Exercise goal:
Work through the material below and tally the lines holding "template"; only the tally should be returned.

Task data:
>>>>>

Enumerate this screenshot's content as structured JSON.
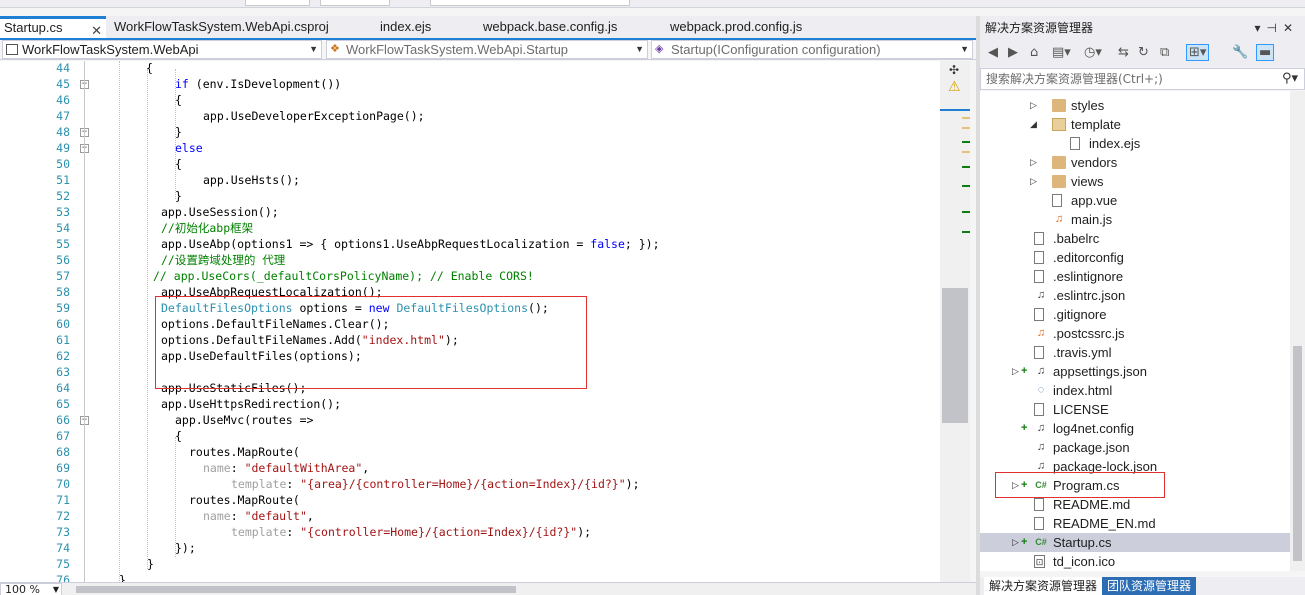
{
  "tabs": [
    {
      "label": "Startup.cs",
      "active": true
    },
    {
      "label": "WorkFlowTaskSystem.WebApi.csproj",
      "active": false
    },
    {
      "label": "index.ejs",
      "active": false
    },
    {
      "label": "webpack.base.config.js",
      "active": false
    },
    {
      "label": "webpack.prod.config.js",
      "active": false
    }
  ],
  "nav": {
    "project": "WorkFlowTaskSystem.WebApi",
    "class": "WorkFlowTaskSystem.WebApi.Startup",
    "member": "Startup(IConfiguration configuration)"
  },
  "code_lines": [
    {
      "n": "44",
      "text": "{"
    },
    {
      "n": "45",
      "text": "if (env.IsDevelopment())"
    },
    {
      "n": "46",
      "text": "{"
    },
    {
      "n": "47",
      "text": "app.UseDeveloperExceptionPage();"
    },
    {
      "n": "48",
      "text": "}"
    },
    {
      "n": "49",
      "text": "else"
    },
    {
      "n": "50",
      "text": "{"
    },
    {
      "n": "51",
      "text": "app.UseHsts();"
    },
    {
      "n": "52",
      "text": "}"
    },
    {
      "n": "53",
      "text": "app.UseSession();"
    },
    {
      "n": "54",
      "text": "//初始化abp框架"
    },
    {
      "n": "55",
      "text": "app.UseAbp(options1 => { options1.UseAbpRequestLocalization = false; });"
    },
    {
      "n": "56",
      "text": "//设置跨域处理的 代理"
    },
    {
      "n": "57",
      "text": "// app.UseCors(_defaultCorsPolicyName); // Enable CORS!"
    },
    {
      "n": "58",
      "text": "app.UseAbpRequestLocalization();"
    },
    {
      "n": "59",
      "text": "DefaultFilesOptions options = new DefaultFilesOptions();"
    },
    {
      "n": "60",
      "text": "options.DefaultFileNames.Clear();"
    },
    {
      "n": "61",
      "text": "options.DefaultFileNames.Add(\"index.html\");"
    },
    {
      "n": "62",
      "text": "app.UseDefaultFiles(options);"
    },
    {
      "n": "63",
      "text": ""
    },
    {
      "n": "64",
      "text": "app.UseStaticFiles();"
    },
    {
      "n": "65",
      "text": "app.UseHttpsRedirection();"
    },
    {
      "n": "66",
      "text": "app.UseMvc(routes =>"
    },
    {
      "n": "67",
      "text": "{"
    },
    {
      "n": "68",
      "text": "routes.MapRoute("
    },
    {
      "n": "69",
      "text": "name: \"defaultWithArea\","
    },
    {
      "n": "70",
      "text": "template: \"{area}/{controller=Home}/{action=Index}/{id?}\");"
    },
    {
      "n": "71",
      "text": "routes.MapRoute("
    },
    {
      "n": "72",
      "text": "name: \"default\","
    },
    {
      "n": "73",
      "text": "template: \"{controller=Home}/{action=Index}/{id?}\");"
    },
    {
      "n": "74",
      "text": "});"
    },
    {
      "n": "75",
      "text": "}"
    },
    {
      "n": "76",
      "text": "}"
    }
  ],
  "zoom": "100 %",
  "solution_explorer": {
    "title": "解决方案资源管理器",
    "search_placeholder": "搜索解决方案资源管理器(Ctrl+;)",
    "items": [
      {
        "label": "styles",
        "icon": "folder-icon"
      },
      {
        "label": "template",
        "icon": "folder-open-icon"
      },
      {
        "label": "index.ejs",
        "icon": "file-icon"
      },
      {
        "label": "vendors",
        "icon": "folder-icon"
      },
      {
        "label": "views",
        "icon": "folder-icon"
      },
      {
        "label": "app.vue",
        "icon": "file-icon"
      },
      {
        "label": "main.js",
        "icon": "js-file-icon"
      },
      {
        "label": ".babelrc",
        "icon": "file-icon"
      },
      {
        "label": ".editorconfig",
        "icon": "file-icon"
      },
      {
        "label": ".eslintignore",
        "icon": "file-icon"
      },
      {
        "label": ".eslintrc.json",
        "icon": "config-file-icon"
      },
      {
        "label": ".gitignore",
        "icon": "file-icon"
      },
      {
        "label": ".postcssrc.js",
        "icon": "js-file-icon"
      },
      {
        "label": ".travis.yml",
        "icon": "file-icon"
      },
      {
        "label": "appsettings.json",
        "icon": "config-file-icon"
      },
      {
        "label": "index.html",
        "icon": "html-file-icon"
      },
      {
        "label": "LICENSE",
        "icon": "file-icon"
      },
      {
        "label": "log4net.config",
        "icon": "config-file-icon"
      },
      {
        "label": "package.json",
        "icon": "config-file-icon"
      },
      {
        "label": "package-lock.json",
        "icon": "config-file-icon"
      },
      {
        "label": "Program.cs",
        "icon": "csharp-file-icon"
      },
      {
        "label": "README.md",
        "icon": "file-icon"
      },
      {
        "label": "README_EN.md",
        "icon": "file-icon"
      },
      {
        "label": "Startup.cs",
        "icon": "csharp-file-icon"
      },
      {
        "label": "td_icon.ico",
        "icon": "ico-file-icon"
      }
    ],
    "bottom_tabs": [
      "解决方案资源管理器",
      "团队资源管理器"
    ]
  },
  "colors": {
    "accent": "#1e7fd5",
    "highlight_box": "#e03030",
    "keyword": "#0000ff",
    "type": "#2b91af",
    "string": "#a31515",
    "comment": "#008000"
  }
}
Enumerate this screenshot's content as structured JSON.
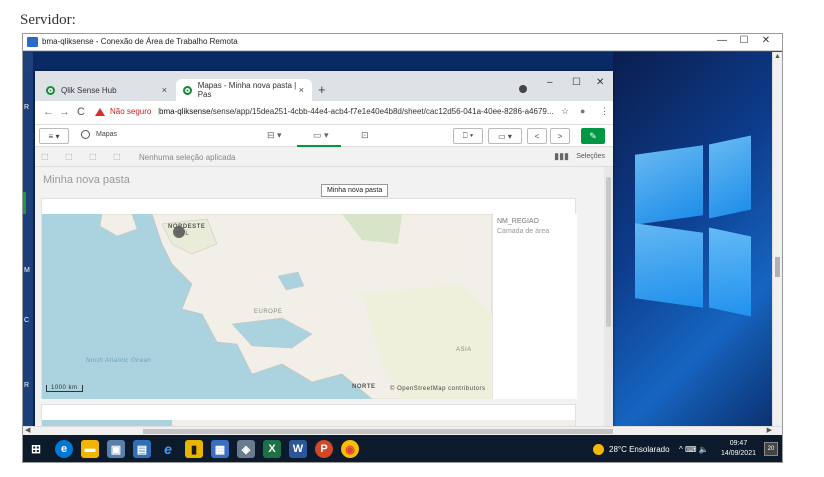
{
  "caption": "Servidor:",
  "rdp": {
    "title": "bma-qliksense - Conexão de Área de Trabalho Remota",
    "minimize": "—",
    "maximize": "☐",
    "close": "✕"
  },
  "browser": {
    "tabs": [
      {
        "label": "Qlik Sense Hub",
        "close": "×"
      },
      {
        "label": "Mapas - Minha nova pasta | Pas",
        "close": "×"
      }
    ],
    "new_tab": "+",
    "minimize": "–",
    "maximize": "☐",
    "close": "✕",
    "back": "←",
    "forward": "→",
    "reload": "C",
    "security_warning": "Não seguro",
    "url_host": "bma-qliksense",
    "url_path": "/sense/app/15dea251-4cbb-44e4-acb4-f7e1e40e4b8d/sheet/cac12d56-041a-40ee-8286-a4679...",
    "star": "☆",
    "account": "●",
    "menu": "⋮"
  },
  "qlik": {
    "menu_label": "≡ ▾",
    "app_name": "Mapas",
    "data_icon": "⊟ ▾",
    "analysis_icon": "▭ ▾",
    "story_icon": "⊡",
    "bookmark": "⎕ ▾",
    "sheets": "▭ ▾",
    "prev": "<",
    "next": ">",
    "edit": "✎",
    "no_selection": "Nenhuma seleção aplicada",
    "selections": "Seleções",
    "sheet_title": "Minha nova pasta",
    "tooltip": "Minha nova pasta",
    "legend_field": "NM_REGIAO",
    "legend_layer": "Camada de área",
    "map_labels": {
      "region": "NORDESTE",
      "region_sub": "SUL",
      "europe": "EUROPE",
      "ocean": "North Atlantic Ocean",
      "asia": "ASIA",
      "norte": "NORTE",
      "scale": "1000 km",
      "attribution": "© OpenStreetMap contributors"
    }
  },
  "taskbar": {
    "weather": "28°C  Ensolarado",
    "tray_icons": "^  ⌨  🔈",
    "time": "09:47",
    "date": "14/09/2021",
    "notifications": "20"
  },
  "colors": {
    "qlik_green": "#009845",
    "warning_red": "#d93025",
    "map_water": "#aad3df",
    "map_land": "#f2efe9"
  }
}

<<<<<

Answer to the problem:
3